▶ Problem to solve
Would you go through the records below and copy each line with the string "name"?

▶ Given data

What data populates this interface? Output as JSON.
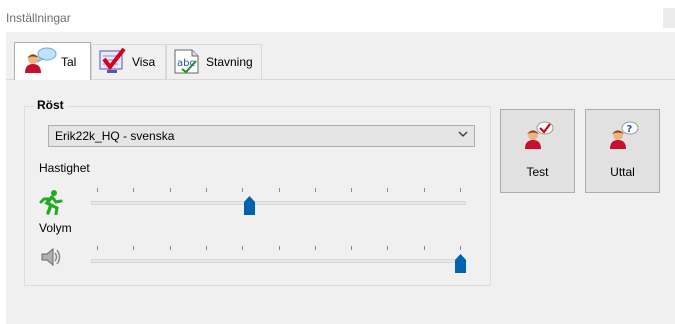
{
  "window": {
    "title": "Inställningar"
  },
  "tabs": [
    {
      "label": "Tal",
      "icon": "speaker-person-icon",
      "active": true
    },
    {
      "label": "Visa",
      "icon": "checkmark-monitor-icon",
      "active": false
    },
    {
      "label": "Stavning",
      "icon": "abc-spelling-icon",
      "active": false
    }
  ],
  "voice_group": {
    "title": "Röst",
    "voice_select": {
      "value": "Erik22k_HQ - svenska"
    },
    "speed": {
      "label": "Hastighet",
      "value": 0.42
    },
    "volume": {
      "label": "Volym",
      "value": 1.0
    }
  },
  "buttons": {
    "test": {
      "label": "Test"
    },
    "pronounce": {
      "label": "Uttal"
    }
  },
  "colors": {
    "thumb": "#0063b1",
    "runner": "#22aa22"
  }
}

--

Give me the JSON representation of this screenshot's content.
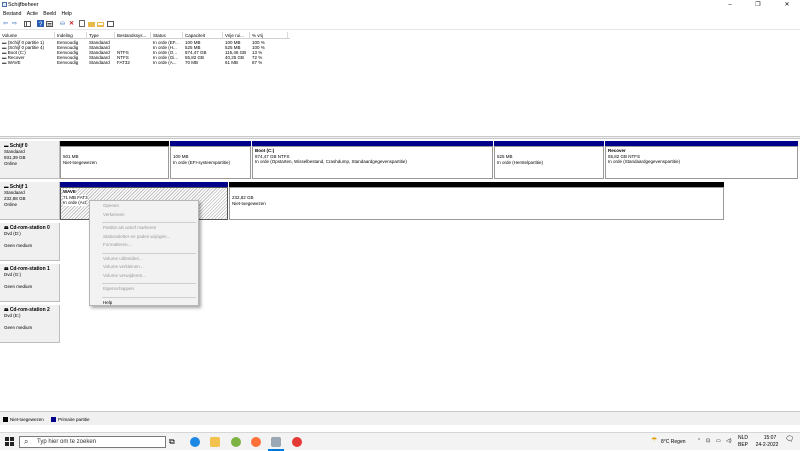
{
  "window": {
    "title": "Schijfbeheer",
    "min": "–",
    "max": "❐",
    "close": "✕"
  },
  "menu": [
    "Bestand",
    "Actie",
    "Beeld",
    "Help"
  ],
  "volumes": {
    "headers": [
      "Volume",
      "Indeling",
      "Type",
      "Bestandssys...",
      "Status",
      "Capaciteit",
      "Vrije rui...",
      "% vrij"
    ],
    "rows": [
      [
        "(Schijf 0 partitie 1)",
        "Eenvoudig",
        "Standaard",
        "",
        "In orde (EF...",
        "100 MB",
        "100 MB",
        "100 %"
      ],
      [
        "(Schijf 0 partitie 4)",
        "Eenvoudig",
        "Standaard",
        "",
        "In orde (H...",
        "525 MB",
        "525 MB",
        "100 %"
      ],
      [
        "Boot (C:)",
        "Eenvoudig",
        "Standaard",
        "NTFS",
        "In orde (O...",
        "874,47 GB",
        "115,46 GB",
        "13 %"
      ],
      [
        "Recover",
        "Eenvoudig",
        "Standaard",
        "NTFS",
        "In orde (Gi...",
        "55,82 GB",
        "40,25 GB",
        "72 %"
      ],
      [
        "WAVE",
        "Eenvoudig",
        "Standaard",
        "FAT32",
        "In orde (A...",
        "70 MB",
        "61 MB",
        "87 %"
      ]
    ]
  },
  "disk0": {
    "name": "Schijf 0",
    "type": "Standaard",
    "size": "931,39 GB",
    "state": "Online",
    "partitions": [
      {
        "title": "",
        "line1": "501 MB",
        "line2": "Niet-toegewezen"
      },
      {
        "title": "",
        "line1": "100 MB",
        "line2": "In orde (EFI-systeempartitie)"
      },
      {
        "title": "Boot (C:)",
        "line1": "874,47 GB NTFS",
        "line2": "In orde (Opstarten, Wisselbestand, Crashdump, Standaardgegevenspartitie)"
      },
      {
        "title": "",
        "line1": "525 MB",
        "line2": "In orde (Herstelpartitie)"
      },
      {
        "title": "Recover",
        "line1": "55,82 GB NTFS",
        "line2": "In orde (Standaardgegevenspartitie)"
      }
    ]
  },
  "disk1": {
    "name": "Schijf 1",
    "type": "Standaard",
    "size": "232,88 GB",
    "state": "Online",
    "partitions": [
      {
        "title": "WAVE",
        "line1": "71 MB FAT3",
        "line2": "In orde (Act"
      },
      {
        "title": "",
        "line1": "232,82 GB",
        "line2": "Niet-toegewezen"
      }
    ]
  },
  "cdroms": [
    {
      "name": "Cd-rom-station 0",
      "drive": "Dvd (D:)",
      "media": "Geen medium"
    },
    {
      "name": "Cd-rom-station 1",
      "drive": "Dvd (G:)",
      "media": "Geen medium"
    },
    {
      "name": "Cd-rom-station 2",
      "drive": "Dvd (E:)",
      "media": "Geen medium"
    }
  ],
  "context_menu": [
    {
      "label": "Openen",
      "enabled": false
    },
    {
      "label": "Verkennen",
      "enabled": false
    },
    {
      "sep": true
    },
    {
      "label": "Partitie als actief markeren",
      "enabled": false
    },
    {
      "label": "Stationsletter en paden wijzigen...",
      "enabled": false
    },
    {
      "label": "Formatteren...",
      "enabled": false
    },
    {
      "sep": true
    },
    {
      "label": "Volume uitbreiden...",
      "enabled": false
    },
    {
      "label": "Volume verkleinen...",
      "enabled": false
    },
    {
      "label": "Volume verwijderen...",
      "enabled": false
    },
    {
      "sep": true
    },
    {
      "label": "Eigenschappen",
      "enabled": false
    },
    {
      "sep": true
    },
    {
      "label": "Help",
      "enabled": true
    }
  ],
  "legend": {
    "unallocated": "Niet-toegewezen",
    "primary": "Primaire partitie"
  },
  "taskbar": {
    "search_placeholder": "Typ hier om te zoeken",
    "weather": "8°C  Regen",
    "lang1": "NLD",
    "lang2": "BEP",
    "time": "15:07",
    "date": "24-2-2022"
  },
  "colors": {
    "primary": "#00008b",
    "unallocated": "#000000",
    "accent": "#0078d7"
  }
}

▶ Answer box
    "name": "Schijf 0",
    "name": "Schijf 1",
      "name": "Cd-rom-station 0",
      "name": "Cd-rom-station 1",
      "name": "Cd-rom-station 2",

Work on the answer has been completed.